Cardinal Jean-Louis Tauran, president of the Pontifical Council for Interreligious Dialogue, has been in the capital of Saudi Arabia since April 13, and will stay there until April 20, thereby repaying the visitmade to the Vatican on September 20, 2017, by the secretary general of the Muslim World League, the sheikh Muhammad bin Abdul Karim Al-Issa.
Welcomed by Prince Muhammad bin Abdurrahman bin Abdulaziz, vice-governor of Riyadh, Cardinal Tauran gave at the headquarters of the Muslim League, during his meeting with the sheikh Al-Issa, an address without precedent in the history of relations between Christianity and Islam, not because of the things that were said but because of the place where they were pronounced.
It was in fact the first time that in Saudi Arabia, the homeland of Wahhabism, one of the most radical currents of Islam, a leading representative of the Catholic Church has spoken out in public and with clarity on capital questions like freedom of religion and equal rights for believers of all faiths.
Here is a brief anthology of the things that Cardinal Tauran said in Riyadh, printed in “L’Osservatore Romano” of April 17.
ON THE CLASH OF CIVILIZATIONS
“What is threatening all of us is not the clash of civilizations, but rather the clash of forms of ignorance and radicalism. What is threatening coexistence is first of all ignorance; therefore, to meet together, speak, build something together, are an invitation to encounter the other, and also means discovering ourselves.”
ON OPENING THE HOLY PLACES TO ALL
The cardinal recalled how the Christian sacred places, “in the Holy Land, in Rome or elsewhere, together with the numerous shrines in many parts of the world,” are “always open to you, our Muslim brothers and sisters, to believers of other religions, and also to every person of good will who does not profess a religion.” Besides, he added, “in many countries the mosques are also open to visitors,” and this, he said, “is the kind of spiritual hospitality that helps us to promote mutual understanding and friendship, contrasting prejudice.”
ON THE TRUE MEANING OF MARTYRDOM
“Religion is the dearest thing a person has.
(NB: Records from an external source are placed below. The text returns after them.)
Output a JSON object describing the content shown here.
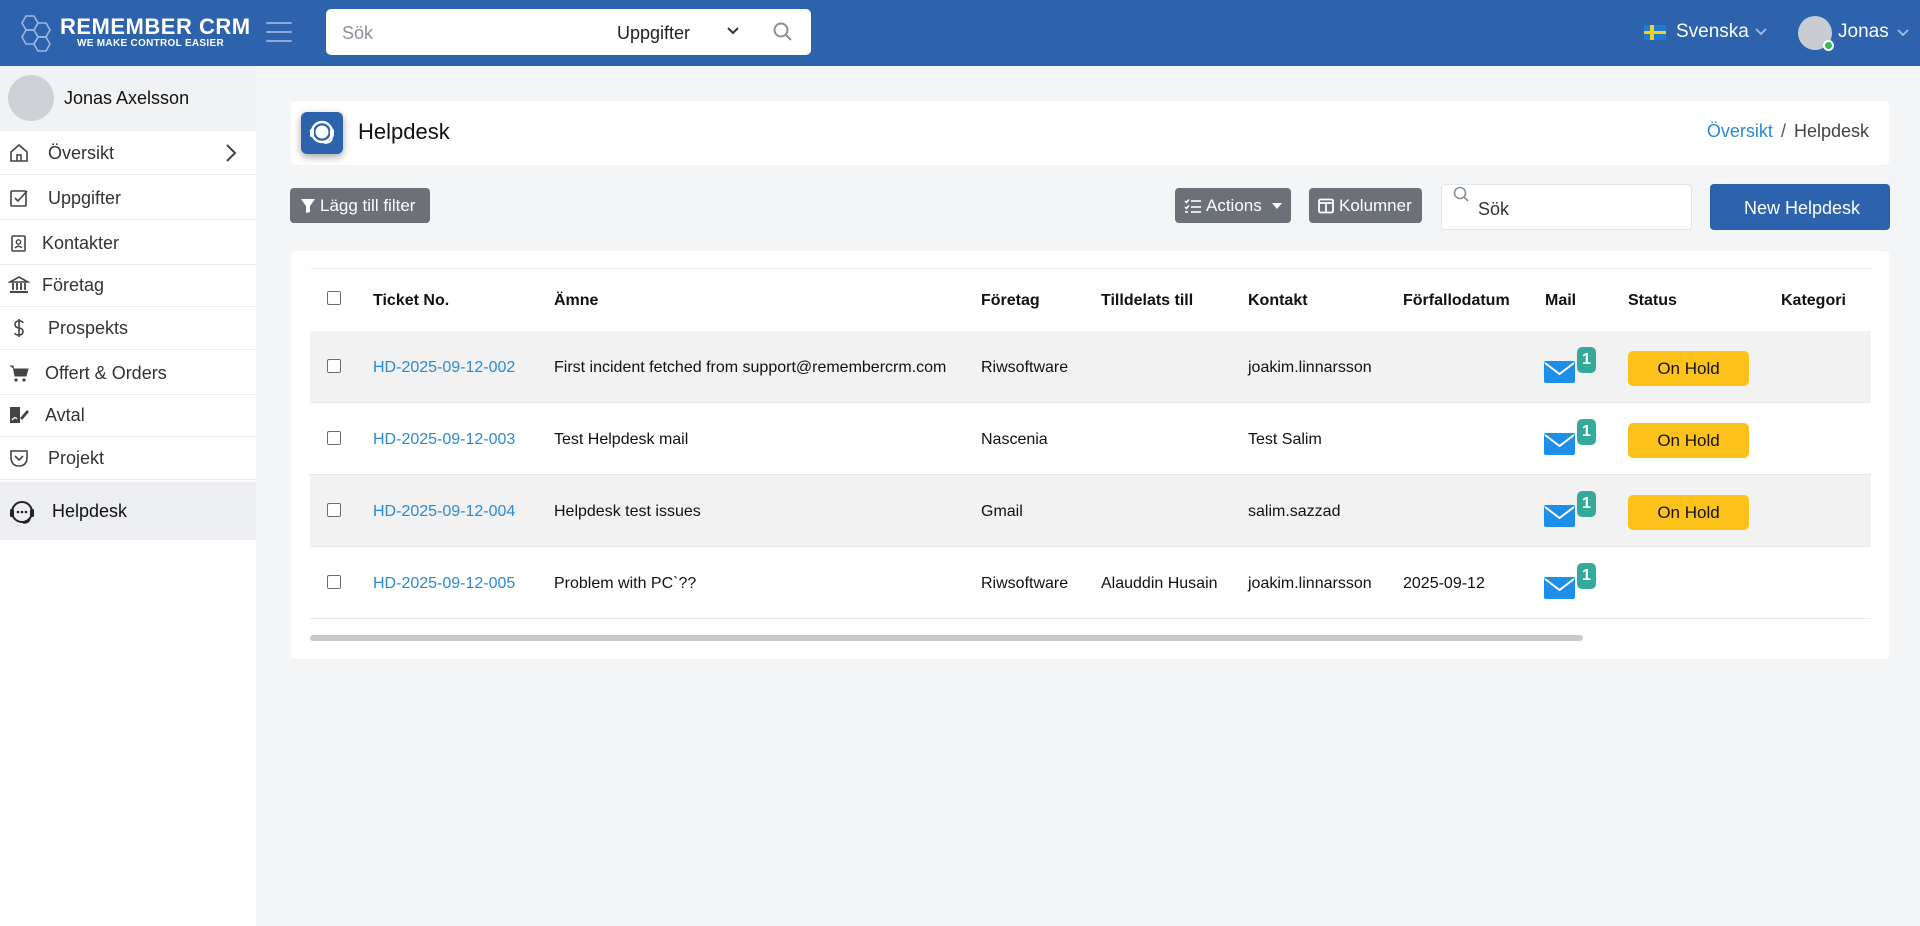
{
  "topbar": {
    "brand": "REMEMBER CRM",
    "tagline": "WE MAKE CONTROL EASIER",
    "search_placeholder": "Sök",
    "search_scope": "Uppgifter",
    "language": "Svenska",
    "user_name": "Jonas"
  },
  "sidebar": {
    "user_full_name": "Jonas Axelsson",
    "items": [
      {
        "label": "Översikt",
        "icon": "home-icon"
      },
      {
        "label": "Uppgifter",
        "icon": "checkbox-icon"
      },
      {
        "label": "Kontakter",
        "icon": "contacts-icon"
      },
      {
        "label": "Företag",
        "icon": "bank-icon"
      },
      {
        "label": "Prospekts",
        "icon": "dollar-icon"
      },
      {
        "label": "Offert & Orders",
        "icon": "cart-icon"
      },
      {
        "label": "Avtal",
        "icon": "signature-icon"
      },
      {
        "label": "Projekt",
        "icon": "pocket-icon"
      },
      {
        "label": "Helpdesk",
        "icon": "headset-icon"
      }
    ]
  },
  "header": {
    "title": "Helpdesk",
    "breadcrumb_link": "Översikt",
    "breadcrumb_sep": "/",
    "breadcrumb_current": "Helpdesk"
  },
  "toolbar": {
    "filter_label": "Lägg till filter",
    "actions_label": "Actions",
    "columns_label": "Kolumner",
    "search_placeholder": "Sök",
    "new_label": "New Helpdesk"
  },
  "table": {
    "columns": [
      "Ticket No.",
      "Ämne",
      "Företag",
      "Tilldelats till",
      "Kontakt",
      "Förfallodatum",
      "Mail",
      "Status",
      "Kategori"
    ],
    "rows": [
      {
        "ticket": "HD-2025-09-12-002",
        "subject": "First incident fetched from support@remembercrm.com",
        "company": "Riwsoftware",
        "assigned": "",
        "contact": "joakim.linnarsson",
        "due": "",
        "mail_count": "1",
        "status": "On Hold",
        "category": ""
      },
      {
        "ticket": "HD-2025-09-12-003",
        "subject": "Test Helpdesk mail",
        "company": "Nascenia",
        "assigned": "",
        "contact": "Test Salim",
        "due": "",
        "mail_count": "1",
        "status": "On Hold",
        "category": ""
      },
      {
        "ticket": "HD-2025-09-12-004",
        "subject": "Helpdesk test issues",
        "company": "Gmail",
        "assigned": "",
        "contact": "salim.sazzad",
        "due": "",
        "mail_count": "1",
        "status": "On Hold",
        "category": ""
      },
      {
        "ticket": "HD-2025-09-12-005",
        "subject": "Problem with PC`??",
        "company": "Riwsoftware",
        "assigned": "Alauddin Husain",
        "contact": "joakim.linnarsson",
        "due": "2025-09-12",
        "mail_count": "1",
        "status": "",
        "category": ""
      }
    ]
  },
  "colors": {
    "primary": "#2d62ad",
    "link": "#2a8ad6",
    "status_on_hold": "#fcc21b",
    "mail_icon": "#1e8fe8",
    "badge": "#35aa9c"
  }
}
This is why some, when they are called to choose between keeping the faith and remaining alive, prefer to accept paying a high price: they are the martyrs of all religions and of every time.”
“In all religions there are forms of radicalism. Fundamentalists and extremists may be zealous person, but unfortunately they have deviated from a solid and wise understanding of religion. Moreover, they consider those who do not share their vision as unbelievers who must convert or be eliminated, so as to maintain purity. They are misled persons who can easily go on to violence in the name of religion, including terrorism. They become convinced, through brainwashing, that they are serving God. The truth is that they are only hurting themselves, ruining the image of their religion and their coreligionists. This is why they need our prayer and our help.”
ON EQUAL TREATMENT AMONG ALL THE RELIGIONS
After clarifying that “religion can be proposed, never imposed, and then accepted or rejected,” Cardinal Tauran identified as one of the fields in which Christians and Muslims must be in agreement, seeing that “in the past there has been a great deal of competition between the two communities,” that “of common rules for the construction of places of worship.” In fact, all the religions must be treated in the same way, without discrimination, because their followers, together with the citizens who do not profess any religion, must be treated equally,” he remarked in referring to the always relevant theme of “full citizenship” for all. In part because “if we do not eliminate the double standards of our behavior as believers, religious institutions and organizations, we will foster Islamophobia and Christianophobia.”
ON THE CONDEMNATION OF TERRORISM BY RELIGIOUS LEADERS
“Spiritual leaders have a duty: to keep the religions from being at the service of an ideology, and to be able to recognize that some of our coreligionists, like the terrorists, are not behaving correctly. Terrorism is a constant threat, and because of this we must be clear and never justify it. The forms of terrorism want to demonstrate the impossibility of coexistence. We believe the exact opposite. We must avoid aggression and denigration.”
ON INTERRELIGIOUS DIALOGUE
“All authentic interreligious dialogue begins with the proclamation of one’s own faith. We do not say that all religions are equal, but that all believers, those who seek God and all persons of good will devoid of religious affiliation, have equal dignity. Everyone must be left free to embrace the religion that he wishes.” After this came the concluding appeal to join forces “so that God, who created us, may not be a motive of division, but rather of unity.”
(English translation by Matthew Sherry, Ballwin, Missouri, U.S.A.)